"Could you stop funding in the House? Maybe. Could you stop funding in the Senate? Don't think so, but maybe. Could you override a veto of that? I don't think so."
Donohue's comments come as conservative groups seek to use the looming expiration of government funding to deal a major blow to ObamaCare.
Their strategy, which could cause a government shutdown, has gained some GOP support in the House and Senate but faces strong opposition from establishment Republicans.
The GOP leadership has not signed on, and House Majority Leader Eric Cantor (R-Va.) recently suggested that the push would not be viable unless it gains some Democratic support.
The other side, bolstered by Tea Party-affiliated groups and pundits, argues that September is the last chance to thwart the healthcare law before its insurance exchanges open for enrollment.
The battle will come to a head in late September as lawmakers seek a deal to fund the government starting Oct. 1.
In his interview, Donohue noted that the Chamber was an early opponent of the Affordable Care Act but said the law "is now there."

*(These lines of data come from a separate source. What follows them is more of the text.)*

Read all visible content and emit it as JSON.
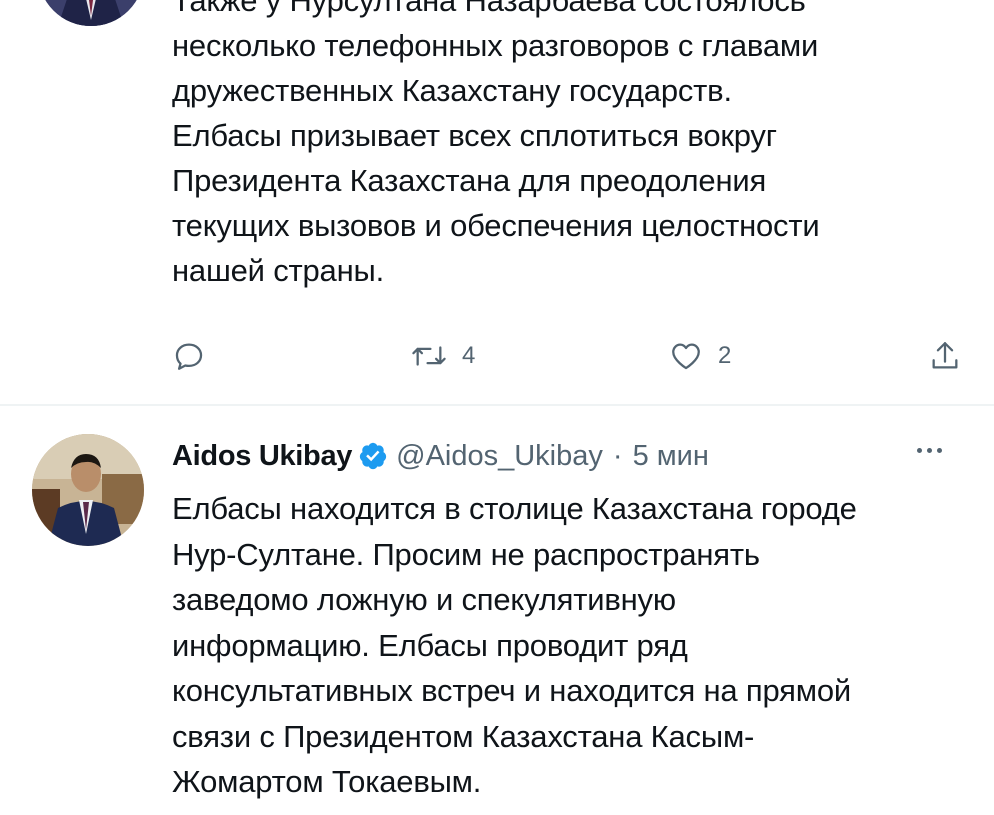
{
  "tweet_top": {
    "text_lines": [
      "Также у Нурсултана Назарбаева состоялось",
      "несколько телефонных разговоров с главами",
      "дружественных Казахстану государств.",
      "Елбасы призывает всех сплотиться вокруг",
      "Президента Казахстана для преодоления",
      "текущих вызовов и обеспечения целостности",
      "нашей страны."
    ],
    "actions": {
      "reply_icon": "reply-icon",
      "retweet_icon": "retweet-icon",
      "retweet_count": "4",
      "like_icon": "heart-icon",
      "like_count": "2",
      "share_icon": "share-icon"
    }
  },
  "tweet_main": {
    "author_name": "Aidos Ukibay",
    "verified_icon": "verified-badge-icon",
    "handle": "@Aidos_Ukibay",
    "separator": "·",
    "time": "5 мин",
    "more_icon": "more-options-icon",
    "text_lines": [
      "Елбасы находится в столице Казахстана городе",
      "Нур-Султане. Просим не распространять",
      "заведомо ложную и спекулятивную",
      "информацию. Елбасы проводит ряд",
      "консультативных встреч и находится на прямой",
      "связи с Президентом Казахстана Касым-",
      "Жомартом Токаевым."
    ]
  },
  "colors": {
    "text": "#0f1419",
    "secondary": "#536471",
    "verified": "#1d9bf0",
    "divider": "#eff3f4"
  }
}
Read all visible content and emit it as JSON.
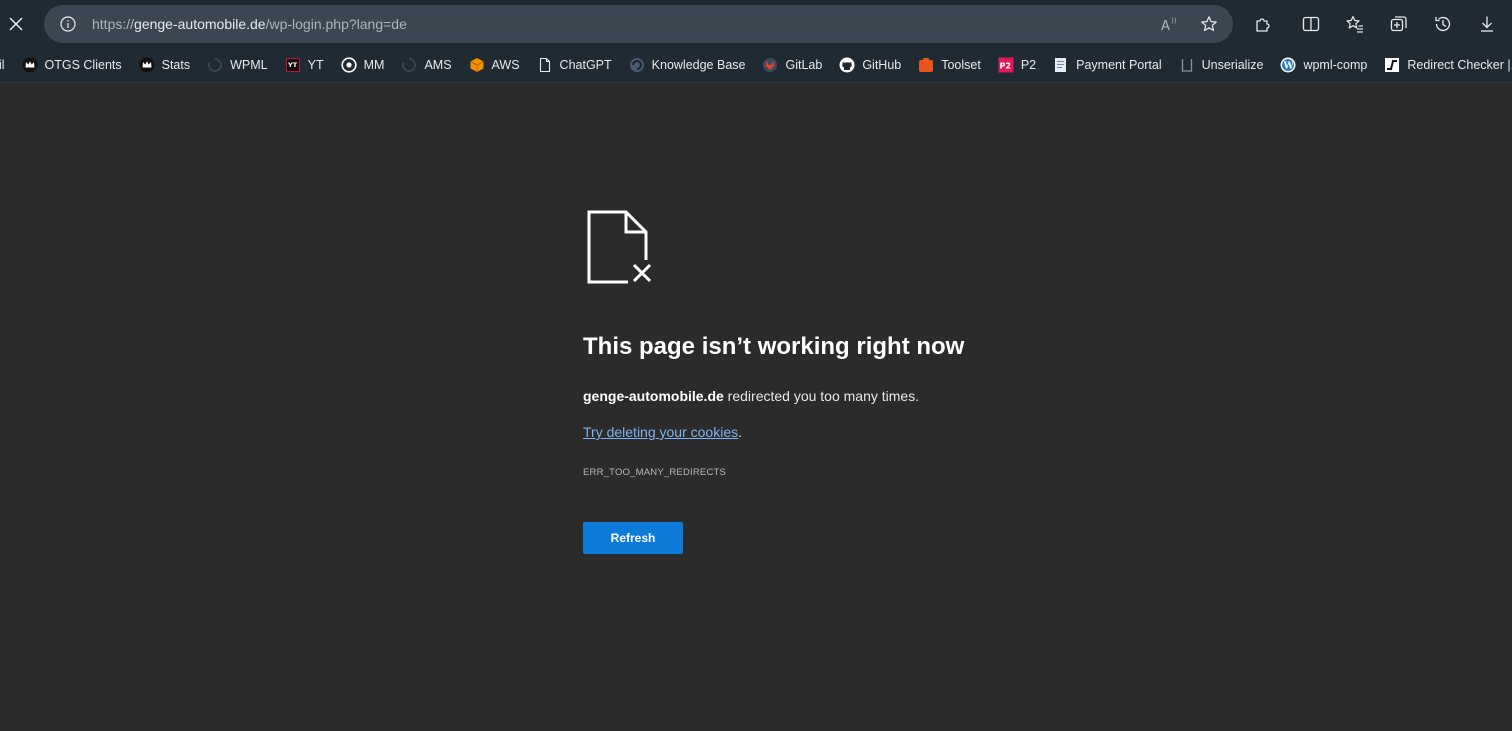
{
  "address_bar": {
    "url_host_prefix": "https://",
    "url_host": "genge-automobile.de",
    "url_path": "/wp-login.php?lang=de"
  },
  "bookmarks": [
    {
      "label": "ail",
      "icon": "mail-icon"
    },
    {
      "label": "OTGS Clients",
      "icon": "crown-icon"
    },
    {
      "label": "Stats",
      "icon": "crown-icon"
    },
    {
      "label": "WPML",
      "icon": "wpml-icon"
    },
    {
      "label": "YT",
      "icon": "yt-icon"
    },
    {
      "label": "MM",
      "icon": "mm-icon"
    },
    {
      "label": "AMS",
      "icon": "wpml-icon"
    },
    {
      "label": "AWS",
      "icon": "aws-cube-icon"
    },
    {
      "label": "ChatGPT",
      "icon": "page-icon"
    },
    {
      "label": "Knowledge Base",
      "icon": "kb-icon"
    },
    {
      "label": "GitLab",
      "icon": "gitlab-icon"
    },
    {
      "label": "GitHub",
      "icon": "github-icon"
    },
    {
      "label": "Toolset",
      "icon": "toolset-icon"
    },
    {
      "label": "P2",
      "icon": "p2-icon"
    },
    {
      "label": "Payment Portal",
      "icon": "doc-icon"
    },
    {
      "label": "Unserialize",
      "icon": "unserialize-icon"
    },
    {
      "label": "wpml-comp",
      "icon": "wordpress-icon"
    },
    {
      "label": "Redirect Checker |...",
      "icon": "redirect-icon"
    }
  ],
  "error": {
    "title": "This page isn’t working right now",
    "host": "genge-automobile.de",
    "message_rest": " redirected you too many times.",
    "tip_link": "Try deleting your cookies",
    "tip_suffix": ".",
    "code": "ERR_TOO_MANY_REDIRECTS",
    "refresh_label": "Refresh"
  },
  "colors": {
    "page_bg": "#2b2b2b",
    "chrome_bg": "#202a33",
    "addressbar_bg": "#3b4651",
    "link": "#7fb2f0",
    "button": "#0e7bd8"
  }
}
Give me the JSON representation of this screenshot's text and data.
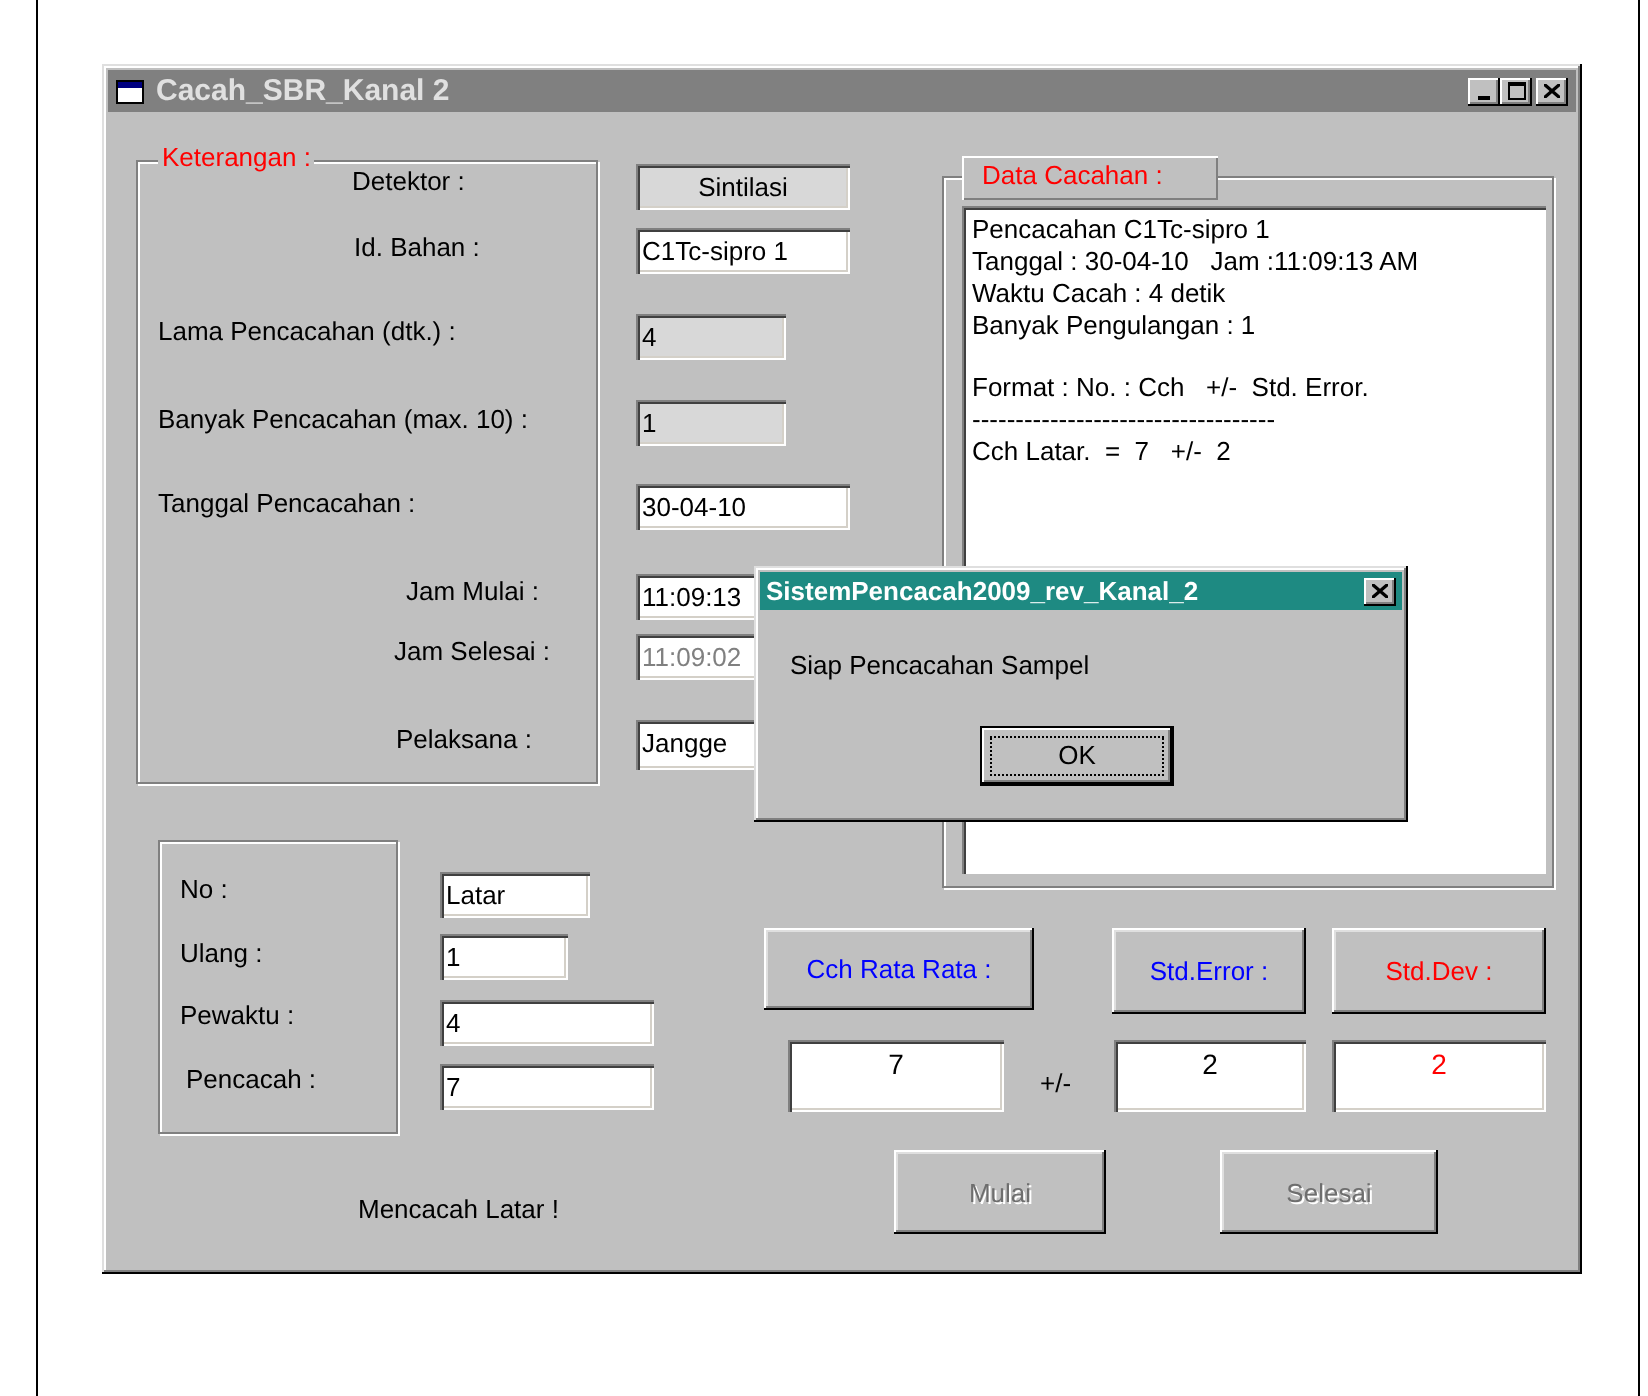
{
  "window": {
    "title": "Cacah_SBR_Kanal 2"
  },
  "info_group": {
    "label": "Keterangan :",
    "rows": [
      {
        "label": "Detektor :",
        "field": {
          "kind": "display",
          "value": "Sintilasi",
          "disabled": false
        }
      },
      {
        "label": "Id. Bahan :",
        "field": {
          "kind": "edit",
          "value": "C1Tc-sipro 1",
          "disabled": false
        }
      },
      {
        "label": "Lama Pencacahan (dtk.) :",
        "field": {
          "kind": "readonly",
          "value": "4",
          "disabled": false
        }
      },
      {
        "label": "Banyak Pencacahan (max. 10) :",
        "field": {
          "kind": "readonly",
          "value": "1",
          "disabled": false
        }
      },
      {
        "label": "Tanggal Pencacahan :",
        "field": {
          "kind": "edit",
          "value": "30-04-10",
          "disabled": false
        }
      },
      {
        "label": "Jam Mulai :",
        "field": {
          "kind": "edit",
          "value": "11:09:13",
          "disabled": false
        }
      },
      {
        "label": "Jam Selesai :",
        "field": {
          "kind": "edit",
          "value": "11:09:02",
          "disabled": true
        }
      },
      {
        "label": "Pelaksana :",
        "field": {
          "kind": "edit",
          "value": "Jangge",
          "disabled": false
        }
      }
    ]
  },
  "data_group": {
    "label": "Data Cacahan :",
    "blocks": [
      [
        "Pencacahan C1Tc-sipro 1",
        "Tanggal : 30-04-10   Jam :11:09:13 AM",
        "Waktu Cacah : 4 detik",
        "Banyak Pengulangan : 1"
      ],
      [
        "Format : No. : Cch   +/-  Std. Error.",
        "-----------------------------------",
        "Cch Latar.  =  7   +/-  2"
      ]
    ]
  },
  "count_group": {
    "rows": [
      {
        "label": "No :",
        "value": "Latar"
      },
      {
        "label": "Ulang :",
        "value": "1"
      },
      {
        "label": "Pewaktu :",
        "value": "4"
      },
      {
        "label": "Pencacah :",
        "value": "7"
      }
    ]
  },
  "result_headers": [
    {
      "label": "Cch Rata Rata :",
      "color": "#0000ff"
    },
    {
      "label": "Std.Error :",
      "color": "#0000ff"
    },
    {
      "label": "Std.Dev :",
      "color": "#ff0000"
    }
  ],
  "results": {
    "mean": {
      "value": "7",
      "color": "#000000"
    },
    "separator": "+/-",
    "std_error": {
      "value": "2",
      "color": "#000000"
    },
    "std_dev": {
      "value": "2",
      "color": "#ff0000"
    }
  },
  "buttons": [
    {
      "label": "Mulai",
      "disabled": true
    },
    {
      "label": "Selesai",
      "disabled": true
    }
  ],
  "status": "Mencacah Latar !",
  "dialog": {
    "title": "SistemPencacah2009_rev_Kanal_2",
    "message": "Siap Pencacahan Sampel",
    "button": "OK"
  }
}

"Why don't we face up to the fundamental reality that there are things that need to be done in healthcare, and that we need to get together and make some of those things happen," Donohue said.
He spoke on C-SPAN's "Newsmakers" program.